On the negative side though, I think there can be something deadening for an artist to live in a city that is so focused on the commerce and the business of their art. What seems fun at first (“everyone is talking about movies!”) begins to feel limiting. It all can seem like a massive popularity contest/competition with everyone battling for success, which of course has nothing to do with art or with the true quality of it. In LA people speak without irony about “Awards Season”, but given it’s 75 and sunny year round, I guess it’s essential to break up the year somehow. Still, the industry is based around hype and bluster and the pursuit of external success, and when you live here, you can’t avoid that. Again, it can be fun to observe for a while, but if your aim is to work humbly at your craft and to grow and evolve as an artist (not as a product), it’s not necessarily ideal.
Another negative is the cost of living. In the ten years since I was in LA, the price of living has skyrocketed. I read in last month’s LA Magazine that an average rent for a 2 bedroom apartment in downtown Santa Monica is $4000/month. My rent literally doubled in the time I was there, though the amount I earned certainly didn’t. If you want to make creatively bold, risky indie films, choosing to live somewhere more affordable makes sense.
Just over a year ago, my husband and producing partner Chris and I started Rebel Heart Film because we wanted to share what we’ve learned making films, the honest truth of our experiences so that other filmmakers could make better choices and thereby create strong, sustainable careers and make better movies. I’m excited by the new evolving models for raising finance and distributing films, models that involve crowdfunding and selling directly to the audience. Because of these technology based shifts in our industry, it seems it’s truly no longer necessary to live in LA or NYC if you are a filmmaker. For this reason, I’ve been passionate about taking the Rebel Heart Film Workshop to other cities, encouraging and empowering filmmakers across the country to make films where they are.
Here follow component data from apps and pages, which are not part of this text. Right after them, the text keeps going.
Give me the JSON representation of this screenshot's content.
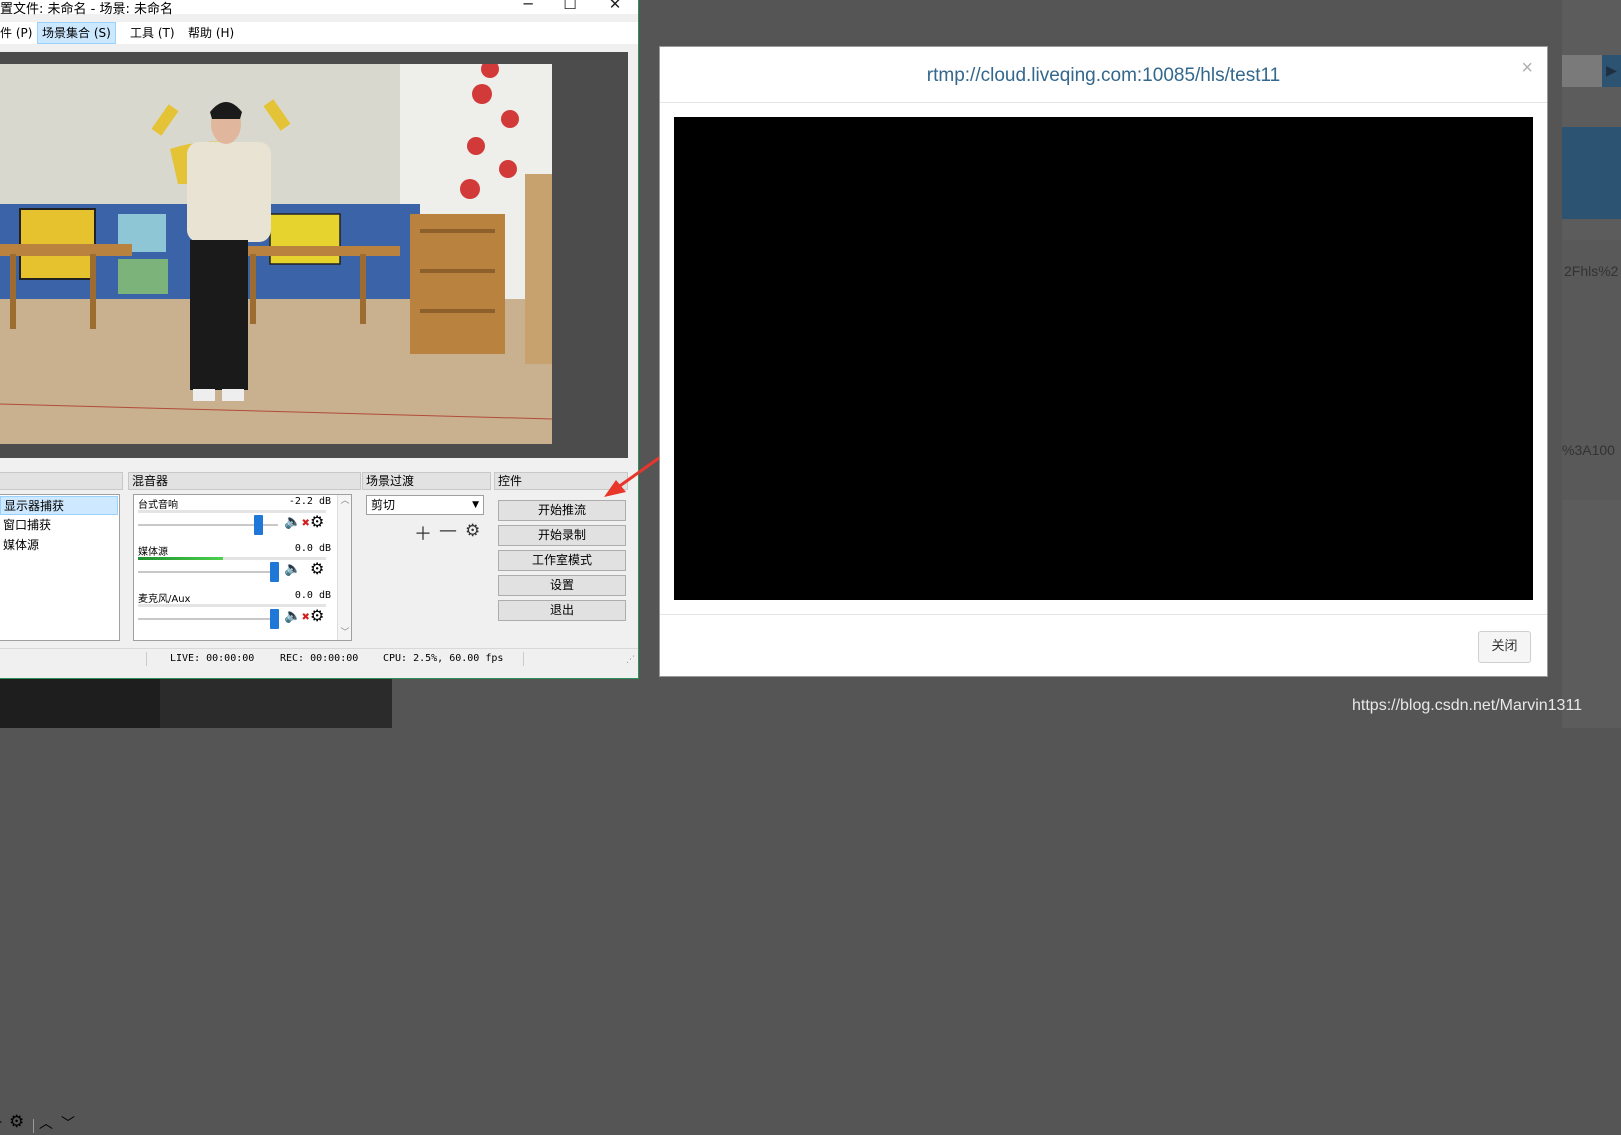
{
  "obs": {
    "title": "置文件: 未命名 - 场景: 未命名",
    "menus": [
      "件 (P)",
      "场景集合 (S)",
      "工具 (T)",
      "帮助 (H)"
    ],
    "docks": {
      "sources": "",
      "mixer": "混音器",
      "transitions": "场景过渡",
      "controls": "控件"
    },
    "sources": [
      "显示器捕获",
      "窗口捕获",
      "媒体源"
    ],
    "mixer": [
      {
        "name": "台式音响",
        "db": "-2.2 dB",
        "muted": true,
        "level": 0.0,
        "volume": 0.88
      },
      {
        "name": "媒体源",
        "db": "0.0 dB",
        "muted": false,
        "level": 0.45,
        "volume": 1.0
      },
      {
        "name": "麦克风/Aux",
        "db": "0.0 dB",
        "muted": true,
        "level": 0.0,
        "volume": 1.0
      }
    ],
    "transition": "剪切",
    "controls": [
      "开始推流",
      "开始录制",
      "工作室模式",
      "设置",
      "退出"
    ],
    "status": {
      "live": "LIVE: 00:00:00",
      "rec": "REC: 00:00:00",
      "cpu": "CPU: 2.5%, 60.00 fps"
    }
  },
  "modal": {
    "title": "rtmp://cloud.liveqing.com:10085/hls/test11",
    "close_label": "关闭"
  },
  "background": {
    "fragment_1": "2Fhls%2",
    "fragment_2": "%3A100",
    "watermark": "https://blog.csdn.net/Marvin1311"
  },
  "colors": {
    "accent": "#1f77d8",
    "modal_title": "#33678c",
    "arrow": "#e8362b"
  }
}
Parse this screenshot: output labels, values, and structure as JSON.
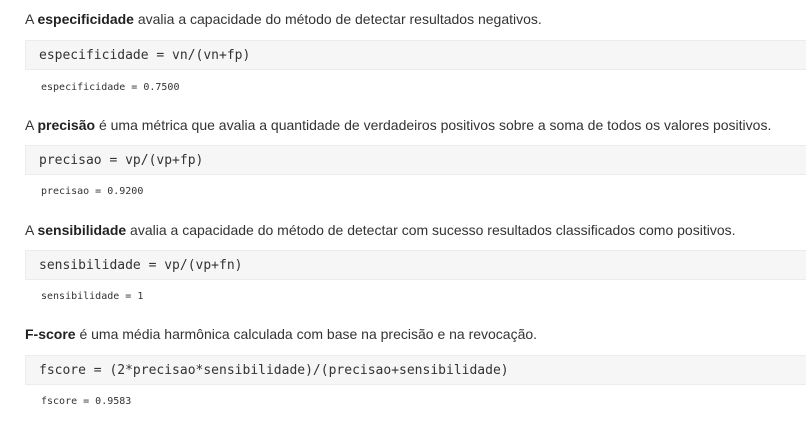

I took a leap with my third feature, OF DUST AND BONES, and made it 100% according to this new model. I didn’t need to be in LA to do it; the money didn’t come from any production company here and we didn’t shoot it here. I’m now about to adapt a novel into a screenplay (so excited about this!). It was set up by my agent in NYC, and again there’s no need for me to be here in LA.
I’ve also recently been thinking about American indie filmmakers I particularly admire: Kelly Reichardt, Jeff Nichols, Richard Linklater, Gus Van Sant. None of them live in LA, and all of their work seems richer for that fact.
And so with my family, we made the decision to leave LA ourselves. We’re settling into Denver, Colorado, seeking a gentler way of life (read: less traffic, more affordable housing, better public schools), mountain air, hiking, skiing, camping in the wilderness. We’re also seeking life in a community that doesn’t revolve so powerfully around the business of filmmaking. A community that has other concerns, that will inspire us in our continued journey of making films and helping others to make theirs. We’re excited to get to know the Denver filmmaking community, and to be a part of helping it grow, but we’re equally excited to get to know lots of other people who have nothing to do with movies other than watching them.
I really don’t believe you do need to be in LA to have a great indie filmmaking career, and I guess in the coming years, I’m going to find out if I’m right.
PS If you’re reading this, and you happen to be in Denver, please get in touch! Looking forward to connecting with our tribe here 🙂